Formal Agile and Scrum training uses things like Story Points or T-Shirt Sizes for user story estimation. Although I have done lots of reading and training, I still have a hard time understanding how this would work in real life, given that it is very intentionally stated in the formal academic training that the Points or Sizes should not have any correlation to calendar/wallclock time. I ended up having a lengthy conversation with a friend (Ken Stearmer) who is a very experienced Scrum Master. The way he explained it was as such:
You assign the Story Points to the Stories and then run the Sprints. Eventually, given enough time and data collection, you can start to get an idea of how many Story Points the team can accomplish in a Sprint (i.e. the team’s “Velocity”). That lets you know how to “fill up a Sprint” with User Stories.
So this makes sense to me academically, but I have what I call my “pragmatic overlay”, which is, how would you do this in real life. Some ideas sound great on paper, but in real life, with real people and real risks and real customers and real dependencies, the ideas don’t always work as well.

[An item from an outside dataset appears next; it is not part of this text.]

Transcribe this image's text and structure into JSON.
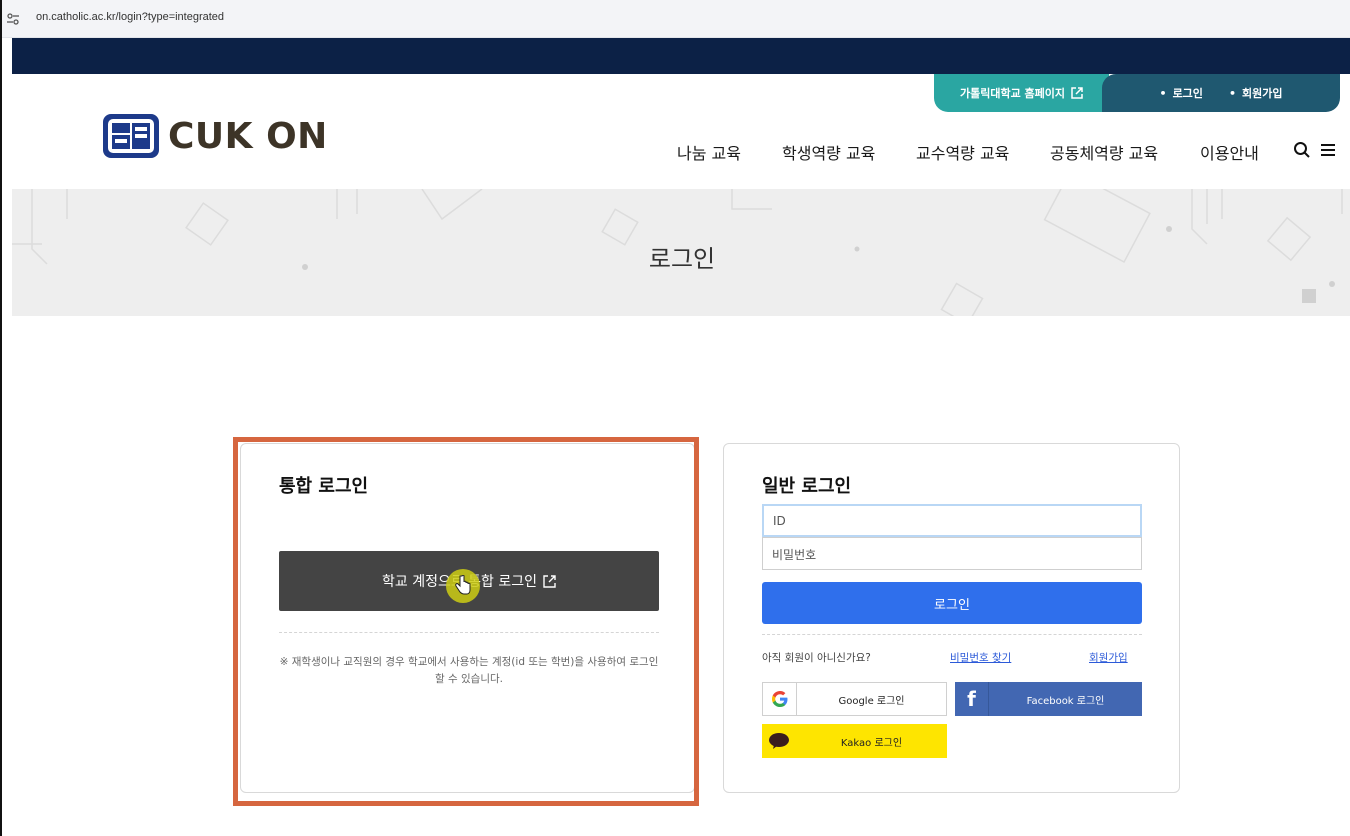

One concern I have with the above approach is that for a new team you would not have any idea how to fill up a Sprint. If you don’t know the team’s velocity, then you don’t know how many User Stories to plan for a Sprint. And the reality is, your team is probably constantly changing people and perhaps even projects, so it would be difficult to ever be able to gather enough data to understand the team’s velocity.
In response to this challenge, I typically use a different approach. I still use Story Points but I correlate them to a high-level time-based effort estimation. Usually something like this:
1 point = I can get it done today
2 points = It will take a few days
3 points = It will take a week
5 points = It will take the whole Sprint (a Sprint is usually about 4-8 working days)
These Story Point estimates allow you to plan out someone’s Sprint by giving them several tasks that you can estimate will take the full amount of time of the Sprint.
I realize that this does not align with the formal Agile/Scrum methodology, and I’ve had purists call me out in public telling me that I was wrong in doing this. But after a lot of years of doing this in real life, and running teams and delivering results, I’ve learned that doing things exactly by the book doesn’t always work, that you have to be pragmatic and use your experience to tailor and adjust processes so that they make sense for your team and situation. And at the end of the day, it is not about how closely and formally you followed the processes, but whether or not you delivered value to your customers and thus your business.